USDA signals it will revisit rules on able-bodied food assistance eligibility: As announced by the U.S. Department of Agriculture, which oversees the Supplemental Nutritional Assistance Program (SNAP): “Under normal circumstances, adults who are age 18-49, able to work, and do not have dependents are not able to receive SNAP benefits for more than 3 months within a 3 year period unless they are working, enrolled in a work program, or participating in some combination of those two for 80 hours each month. The vacated rule limited states’ ability to request waivers of the time limit to certain restricted conditions. The time limit is currently suspended due to the COVID-19 public health emergency. USDA plans to publish a notice in the Federal Register to confirm its return to long-standing regulations that existed prior to the publishing of this rule.

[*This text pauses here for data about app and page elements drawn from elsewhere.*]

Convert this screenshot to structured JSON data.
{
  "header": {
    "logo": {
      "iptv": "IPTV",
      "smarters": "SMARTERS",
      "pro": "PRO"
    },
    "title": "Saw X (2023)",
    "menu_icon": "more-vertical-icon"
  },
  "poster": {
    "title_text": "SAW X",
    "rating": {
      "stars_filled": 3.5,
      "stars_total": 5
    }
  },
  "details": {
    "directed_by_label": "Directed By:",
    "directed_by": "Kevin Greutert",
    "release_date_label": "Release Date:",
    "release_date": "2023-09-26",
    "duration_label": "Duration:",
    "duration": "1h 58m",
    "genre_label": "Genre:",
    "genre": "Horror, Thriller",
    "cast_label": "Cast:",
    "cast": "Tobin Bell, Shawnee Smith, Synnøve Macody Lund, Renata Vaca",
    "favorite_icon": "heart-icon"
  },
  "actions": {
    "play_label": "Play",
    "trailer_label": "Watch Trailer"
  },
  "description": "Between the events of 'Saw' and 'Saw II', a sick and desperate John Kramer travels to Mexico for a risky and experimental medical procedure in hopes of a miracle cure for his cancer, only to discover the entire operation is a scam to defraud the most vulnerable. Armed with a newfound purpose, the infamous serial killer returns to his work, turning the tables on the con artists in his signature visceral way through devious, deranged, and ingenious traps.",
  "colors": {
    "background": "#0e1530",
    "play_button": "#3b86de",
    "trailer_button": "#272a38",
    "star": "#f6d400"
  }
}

Biden Administration considering extending ban on housing eviction: As reported by the Washington Post: “The Biden administration is weighing whether to extend a soon-expiring federal policy that prohibits landlords from evicting their cash-strapped tenants, as the U.S. government seeks to buy more time for an estimated 10 million families who have fallen behind on their rent.

The extension under discussion could run at least through July, according to two people familiar with the matter who spoke on the condition of anonymity to describe a decision that isn’t yet final. Without it, the federal eviction ban is set to lapse in seven days, opening the door for some Americans to be removed from their homes. […]

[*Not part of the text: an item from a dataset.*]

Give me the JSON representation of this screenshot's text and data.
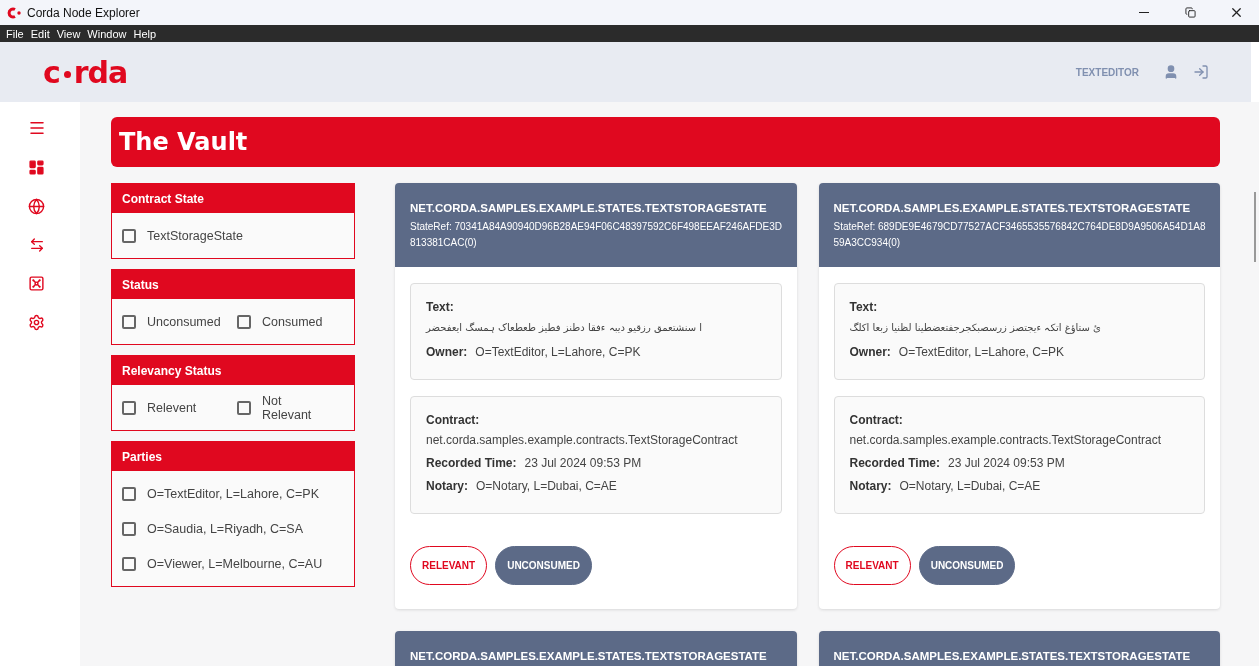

The Biden administration is also discussing some limited, additional policy tweaks to the moratorium, the two people familiar with the matter said. […]

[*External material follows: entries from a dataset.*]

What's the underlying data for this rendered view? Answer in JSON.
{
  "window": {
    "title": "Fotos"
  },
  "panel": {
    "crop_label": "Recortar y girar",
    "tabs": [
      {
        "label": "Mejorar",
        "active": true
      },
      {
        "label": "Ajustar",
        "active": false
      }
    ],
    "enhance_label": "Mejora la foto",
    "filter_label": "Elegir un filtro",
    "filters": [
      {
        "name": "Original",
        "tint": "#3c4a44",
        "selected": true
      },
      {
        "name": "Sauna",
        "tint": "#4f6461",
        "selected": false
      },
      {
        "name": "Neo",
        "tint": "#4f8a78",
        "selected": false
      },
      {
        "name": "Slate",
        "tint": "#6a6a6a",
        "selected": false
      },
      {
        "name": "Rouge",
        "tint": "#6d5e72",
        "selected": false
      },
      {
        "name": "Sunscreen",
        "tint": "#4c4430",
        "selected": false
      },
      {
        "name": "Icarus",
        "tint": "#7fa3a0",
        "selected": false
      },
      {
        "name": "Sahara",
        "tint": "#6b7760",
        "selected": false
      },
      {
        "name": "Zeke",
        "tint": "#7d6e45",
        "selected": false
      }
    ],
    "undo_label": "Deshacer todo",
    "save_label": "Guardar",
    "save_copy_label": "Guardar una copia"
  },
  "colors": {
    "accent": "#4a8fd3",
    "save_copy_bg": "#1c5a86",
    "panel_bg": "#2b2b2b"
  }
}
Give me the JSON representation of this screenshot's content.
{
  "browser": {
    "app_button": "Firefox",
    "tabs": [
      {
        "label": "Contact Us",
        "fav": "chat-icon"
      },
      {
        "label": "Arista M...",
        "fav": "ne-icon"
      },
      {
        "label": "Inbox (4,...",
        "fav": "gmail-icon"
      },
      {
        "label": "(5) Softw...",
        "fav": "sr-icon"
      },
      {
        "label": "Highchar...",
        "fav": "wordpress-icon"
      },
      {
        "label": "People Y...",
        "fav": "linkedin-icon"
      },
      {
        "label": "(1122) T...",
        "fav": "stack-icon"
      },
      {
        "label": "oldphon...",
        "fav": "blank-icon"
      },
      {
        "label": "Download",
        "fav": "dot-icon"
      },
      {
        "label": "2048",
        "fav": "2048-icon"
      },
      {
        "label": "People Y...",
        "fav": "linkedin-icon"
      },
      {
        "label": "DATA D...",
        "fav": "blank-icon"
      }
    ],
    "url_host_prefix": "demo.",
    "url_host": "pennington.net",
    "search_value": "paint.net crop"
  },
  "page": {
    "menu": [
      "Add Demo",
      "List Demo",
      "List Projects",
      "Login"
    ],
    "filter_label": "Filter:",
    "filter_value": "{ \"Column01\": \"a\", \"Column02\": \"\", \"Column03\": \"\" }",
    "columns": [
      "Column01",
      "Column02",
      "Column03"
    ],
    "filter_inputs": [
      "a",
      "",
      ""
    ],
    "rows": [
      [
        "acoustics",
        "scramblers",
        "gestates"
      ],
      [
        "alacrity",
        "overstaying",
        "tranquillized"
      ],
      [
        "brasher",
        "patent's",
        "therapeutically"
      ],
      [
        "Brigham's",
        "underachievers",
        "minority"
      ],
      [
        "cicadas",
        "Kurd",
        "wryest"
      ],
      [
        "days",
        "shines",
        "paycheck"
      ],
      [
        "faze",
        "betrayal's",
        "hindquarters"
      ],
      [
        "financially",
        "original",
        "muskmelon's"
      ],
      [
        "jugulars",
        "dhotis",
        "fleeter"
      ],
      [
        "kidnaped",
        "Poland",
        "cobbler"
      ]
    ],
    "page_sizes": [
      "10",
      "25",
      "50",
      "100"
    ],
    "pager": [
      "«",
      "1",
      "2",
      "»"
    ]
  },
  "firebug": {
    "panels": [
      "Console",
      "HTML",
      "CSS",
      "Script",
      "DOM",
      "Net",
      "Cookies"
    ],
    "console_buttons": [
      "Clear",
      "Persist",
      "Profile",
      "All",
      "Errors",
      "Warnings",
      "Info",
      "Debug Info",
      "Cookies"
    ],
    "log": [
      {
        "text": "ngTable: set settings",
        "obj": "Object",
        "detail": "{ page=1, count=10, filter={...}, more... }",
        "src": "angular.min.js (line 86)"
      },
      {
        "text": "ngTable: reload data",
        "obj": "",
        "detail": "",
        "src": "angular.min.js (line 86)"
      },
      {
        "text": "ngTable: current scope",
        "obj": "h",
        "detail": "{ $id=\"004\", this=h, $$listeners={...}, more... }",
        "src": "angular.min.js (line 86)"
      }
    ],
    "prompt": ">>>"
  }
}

The Biden administration also has weighed taking a greater role in enforcing the moratorium against landlords who refuse to honor it, the person added. Other, more robust changes seem unlikely, reflecting housing experts’ belief that Congress should adopt a more sweeping solution.”

Department of Education announces relief for student loan holders with total and permanent disabilities. Per the Department’s press release: “The Department of Education (Department) announced relief for certain borrowers who have received student loan discharges due to total and permanent disability. These changes will ensure no borrowers are at risk of having their loans reinstated, meaning they would have to repay their debt—for failure to provide earnings information during the COVID-19 emergency.”